• Directions
Identify all lines of the data containing the string "JSON" and copy them.

• Records
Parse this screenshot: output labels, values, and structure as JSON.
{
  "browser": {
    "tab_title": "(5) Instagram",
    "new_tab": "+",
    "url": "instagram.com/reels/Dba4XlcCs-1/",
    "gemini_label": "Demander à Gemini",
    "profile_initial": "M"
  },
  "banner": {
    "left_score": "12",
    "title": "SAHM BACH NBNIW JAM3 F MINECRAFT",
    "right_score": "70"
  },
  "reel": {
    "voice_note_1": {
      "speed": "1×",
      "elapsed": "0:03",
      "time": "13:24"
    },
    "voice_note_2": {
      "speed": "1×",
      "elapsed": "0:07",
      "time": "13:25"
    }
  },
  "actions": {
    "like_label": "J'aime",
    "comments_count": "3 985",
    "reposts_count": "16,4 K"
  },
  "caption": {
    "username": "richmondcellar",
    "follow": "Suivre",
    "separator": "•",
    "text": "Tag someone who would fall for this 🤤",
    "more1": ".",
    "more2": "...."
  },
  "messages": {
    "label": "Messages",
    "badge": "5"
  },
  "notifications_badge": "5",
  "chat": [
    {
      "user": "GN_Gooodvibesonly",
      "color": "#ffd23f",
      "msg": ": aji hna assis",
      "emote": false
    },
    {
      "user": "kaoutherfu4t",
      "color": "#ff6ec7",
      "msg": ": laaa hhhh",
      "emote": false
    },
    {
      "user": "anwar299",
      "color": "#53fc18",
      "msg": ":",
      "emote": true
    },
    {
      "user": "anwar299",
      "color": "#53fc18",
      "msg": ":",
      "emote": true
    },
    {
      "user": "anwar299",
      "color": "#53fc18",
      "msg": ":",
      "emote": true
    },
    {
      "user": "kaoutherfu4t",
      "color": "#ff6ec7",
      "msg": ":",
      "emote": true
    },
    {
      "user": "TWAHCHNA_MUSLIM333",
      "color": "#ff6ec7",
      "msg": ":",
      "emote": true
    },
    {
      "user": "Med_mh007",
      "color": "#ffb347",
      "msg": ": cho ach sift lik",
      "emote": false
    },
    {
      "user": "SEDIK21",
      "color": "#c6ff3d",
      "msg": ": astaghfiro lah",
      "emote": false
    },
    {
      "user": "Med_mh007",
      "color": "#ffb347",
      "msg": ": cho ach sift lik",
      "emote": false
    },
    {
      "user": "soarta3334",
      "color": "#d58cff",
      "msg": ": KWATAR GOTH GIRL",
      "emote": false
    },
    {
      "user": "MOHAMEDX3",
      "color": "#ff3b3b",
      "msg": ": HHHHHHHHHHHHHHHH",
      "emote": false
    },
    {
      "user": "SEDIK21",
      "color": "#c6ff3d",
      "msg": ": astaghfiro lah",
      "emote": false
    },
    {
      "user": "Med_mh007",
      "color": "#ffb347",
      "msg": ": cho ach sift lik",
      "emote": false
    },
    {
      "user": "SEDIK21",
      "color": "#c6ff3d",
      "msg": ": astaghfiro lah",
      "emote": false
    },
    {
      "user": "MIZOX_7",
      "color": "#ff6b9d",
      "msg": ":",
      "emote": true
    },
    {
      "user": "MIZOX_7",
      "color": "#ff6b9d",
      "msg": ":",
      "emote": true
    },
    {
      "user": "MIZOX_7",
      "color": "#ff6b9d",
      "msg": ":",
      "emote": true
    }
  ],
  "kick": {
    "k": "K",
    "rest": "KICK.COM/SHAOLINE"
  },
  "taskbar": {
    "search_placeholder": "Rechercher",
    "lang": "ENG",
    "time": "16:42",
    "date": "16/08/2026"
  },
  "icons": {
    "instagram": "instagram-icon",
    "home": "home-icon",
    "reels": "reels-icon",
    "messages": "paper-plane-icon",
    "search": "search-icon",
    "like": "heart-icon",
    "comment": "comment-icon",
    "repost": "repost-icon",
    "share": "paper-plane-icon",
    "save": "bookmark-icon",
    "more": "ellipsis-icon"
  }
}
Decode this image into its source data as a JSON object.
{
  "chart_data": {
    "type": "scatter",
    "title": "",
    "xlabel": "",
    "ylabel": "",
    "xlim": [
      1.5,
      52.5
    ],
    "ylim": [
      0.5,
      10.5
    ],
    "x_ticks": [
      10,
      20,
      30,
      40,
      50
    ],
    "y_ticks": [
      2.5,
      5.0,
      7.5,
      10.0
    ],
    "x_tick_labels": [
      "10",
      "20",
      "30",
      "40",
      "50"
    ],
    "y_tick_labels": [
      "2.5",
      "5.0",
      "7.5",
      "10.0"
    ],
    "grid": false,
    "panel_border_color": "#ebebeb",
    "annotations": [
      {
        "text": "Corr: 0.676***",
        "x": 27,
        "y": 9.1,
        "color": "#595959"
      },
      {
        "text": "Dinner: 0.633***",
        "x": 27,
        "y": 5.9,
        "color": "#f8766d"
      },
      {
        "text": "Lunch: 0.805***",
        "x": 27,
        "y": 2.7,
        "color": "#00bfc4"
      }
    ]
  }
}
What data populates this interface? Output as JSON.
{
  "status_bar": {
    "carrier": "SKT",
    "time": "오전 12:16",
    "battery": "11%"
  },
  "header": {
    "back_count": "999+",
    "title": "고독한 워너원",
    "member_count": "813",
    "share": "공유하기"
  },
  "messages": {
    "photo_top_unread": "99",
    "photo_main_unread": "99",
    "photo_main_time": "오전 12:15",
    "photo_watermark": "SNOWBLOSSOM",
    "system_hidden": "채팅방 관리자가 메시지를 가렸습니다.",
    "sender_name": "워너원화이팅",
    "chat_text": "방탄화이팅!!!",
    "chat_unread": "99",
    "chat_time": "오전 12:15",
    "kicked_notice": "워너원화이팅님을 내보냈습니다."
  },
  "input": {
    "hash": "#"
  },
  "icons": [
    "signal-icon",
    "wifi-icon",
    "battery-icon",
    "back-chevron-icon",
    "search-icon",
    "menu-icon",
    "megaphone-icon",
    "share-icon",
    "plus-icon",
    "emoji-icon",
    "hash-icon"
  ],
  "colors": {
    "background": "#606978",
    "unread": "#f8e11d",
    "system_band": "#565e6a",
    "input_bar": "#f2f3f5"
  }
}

• Result of the task
Parse this screenshot: output labels, values, and structure as JSON.
Decode this image into its source data as a JSON object.
What data populates this interface? Output as JSON.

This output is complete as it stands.